Stocks shook off an early slump and ended mixed on Wall Street Wednesday after minutes from the Federal Reserve’s latest meeting showed policymakers still leaning toward moving decisively to fight inflation. The S&P 500 wound up with a slight gain, while the Dow Jones Industrial Average and the Nasdaq edged lower. Treasury yields bounced around as traders tried to parse the latest update from the Fed. The S&P 500 rose 3.94 points, or 0.1%, to 4,475.01. The Dow Jones Industrial Average fell 54.57 points, or 0.2%, to 34,934.27. The Nasdaq fell 15.66 points, or 0.1%, to 14,124.09. The Russell 2000 index of smaller companies rose 2.85 points, or 0.1%, to 2,079.31.
Technology and communications stocks were the heaviest weights on the broader market, offsetting gains in energy, industrials, and other sectors, the AP reports. Facebook's parent, Meta, shed 2%. Rising inflation has been crimping profits and revenue for businesses in a wide range of industries. Many companies have been raising prices to offset the costs, including cereal maker Kellogg. That has raised concerns that consumers could eventually pull back spending, though the latest report from the Commerce Department shows that retail sales remained strong in January as the threat of the omicron variant of COVID-19 faded.

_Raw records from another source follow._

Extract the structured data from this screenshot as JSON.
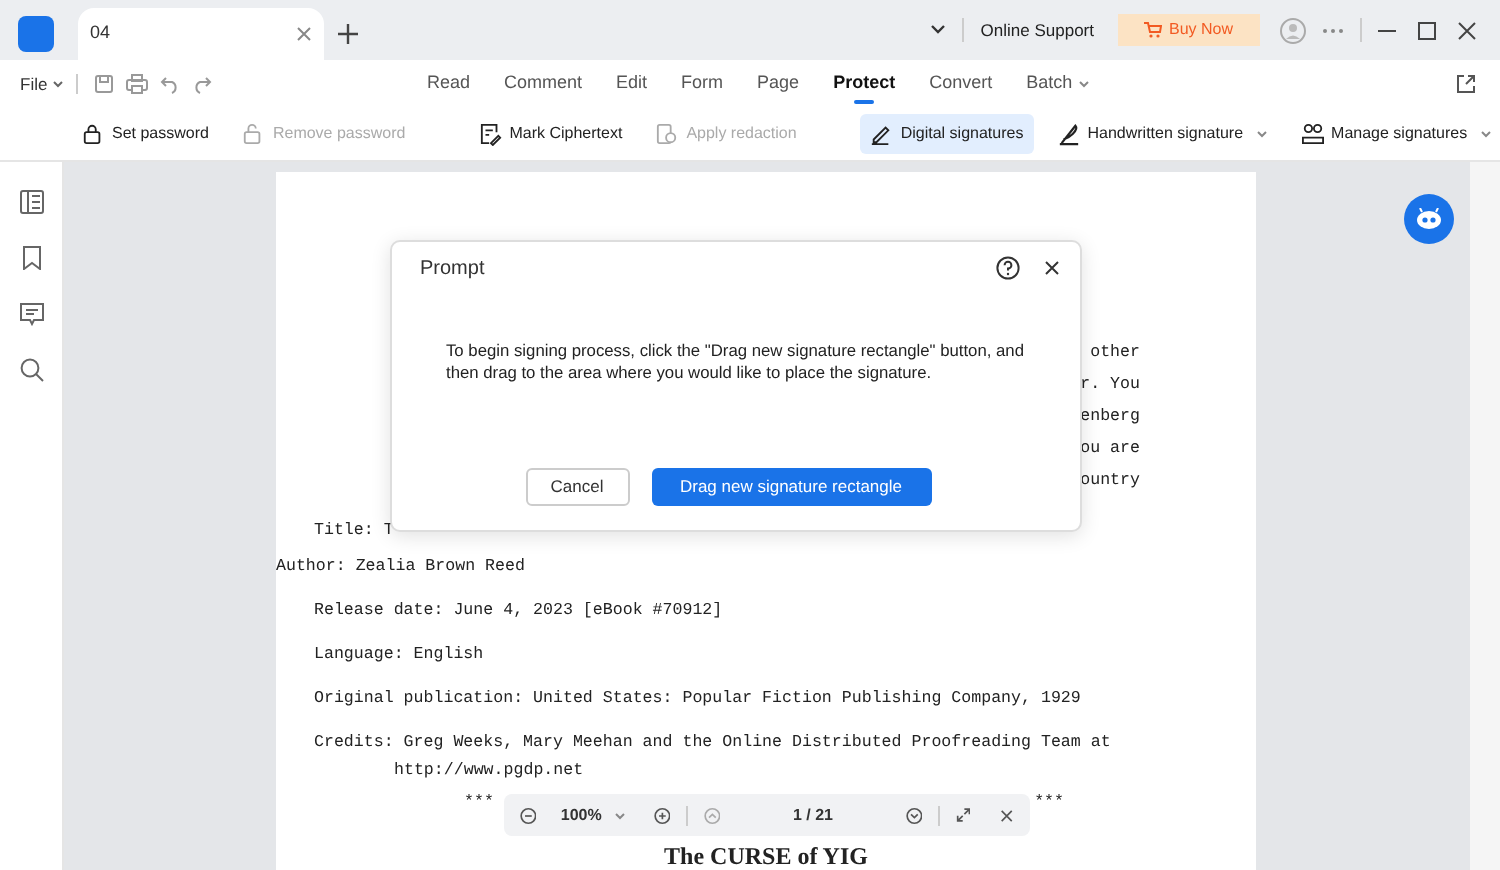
{
  "tab": {
    "title": "04"
  },
  "title_bar": {
    "support": "Online Support",
    "buy": "Buy Now"
  },
  "menu": {
    "file": "File",
    "tabs": [
      {
        "label": "Read",
        "selected": false,
        "has_menu": false
      },
      {
        "label": "Comment",
        "selected": false,
        "has_menu": false
      },
      {
        "label": "Edit",
        "selected": false,
        "has_menu": false
      },
      {
        "label": "Form",
        "selected": false,
        "has_menu": false
      },
      {
        "label": "Page",
        "selected": false,
        "has_menu": false
      },
      {
        "label": "Protect",
        "selected": true,
        "has_menu": false
      },
      {
        "label": "Convert",
        "selected": false,
        "has_menu": false
      },
      {
        "label": "Batch",
        "selected": false,
        "has_menu": true
      }
    ]
  },
  "ribbon": [
    {
      "kind": "lock",
      "label": "Set password",
      "disabled": false,
      "selected": false,
      "has_menu": false
    },
    {
      "kind": "unlock",
      "label": "Remove password",
      "disabled": true,
      "selected": false,
      "has_menu": false
    },
    {
      "kind": "divider"
    },
    {
      "kind": "cipher",
      "label": "Mark Ciphertext",
      "disabled": false,
      "selected": false,
      "has_menu": false
    },
    {
      "kind": "redact",
      "label": "Apply redaction",
      "disabled": true,
      "selected": false,
      "has_menu": false
    },
    {
      "kind": "divider"
    },
    {
      "kind": "pen",
      "label": "Digital signatures",
      "disabled": false,
      "selected": true,
      "has_menu": false
    },
    {
      "kind": "quill",
      "label": "Handwritten signature",
      "disabled": false,
      "selected": false,
      "has_menu": true
    },
    {
      "kind": "people",
      "label": "Manage signatures",
      "disabled": false,
      "selected": false,
      "has_menu": true
    }
  ],
  "document": {
    "fragments": [
      "other",
      "r. You",
      "enberg",
      "ou are",
      "ountry"
    ],
    "lines": [
      {
        "kind": "para",
        "text": "Title: T"
      },
      {
        "kind": "flush",
        "text": "Author: Zealia Brown Reed"
      },
      {
        "kind": "para",
        "text": "Release date: June 4, 2023 [eBook #70912]"
      },
      {
        "kind": "para",
        "text": "Language: English"
      },
      {
        "kind": "para",
        "text": "Original publication: United States: Popular Fiction Publishing Company, 1929"
      },
      {
        "kind": "para",
        "text": "Credits: Greg Weeks, Mary Meehan and the Online Distributed Proofreading Team at"
      },
      {
        "kind": "wrap",
        "text": "http://www.pgdp.net"
      }
    ],
    "separators": [
      "***",
      "***"
    ],
    "heading": "The CURSE of YIG"
  },
  "dialog": {
    "title": "Prompt",
    "message": "To begin signing process, click the \"Drag new signature rectangle\" button, and then drag to the area where you would like to place the signature.",
    "cancel": "Cancel",
    "confirm": "Drag new signature rectangle"
  },
  "page_toolbar": {
    "zoom": "100%",
    "page": "1 / 21"
  }
}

Wall Street has been focused on the Federal Reserve, looking for clues about how far and how quickly the central bank will begin raising interest rates. Traders see a 44% chance for a first hike in March of half a percentage point, double the traditional move. In their discussion of the outlook for monetary policy, most Fed policymakers suggested that a faster pace of increases in the central bank's benchmark short-term interest rate than what the Fed followed after its last rate hikes in 2015 "would likely be warranted, should the economy evolve generally in line with the Committee’s expectation." Policymakers also noted during the meeting that it would be appropriate for the Fed to make "a significant reduction" in the size of its balance sheet. (Read more stock market stories.)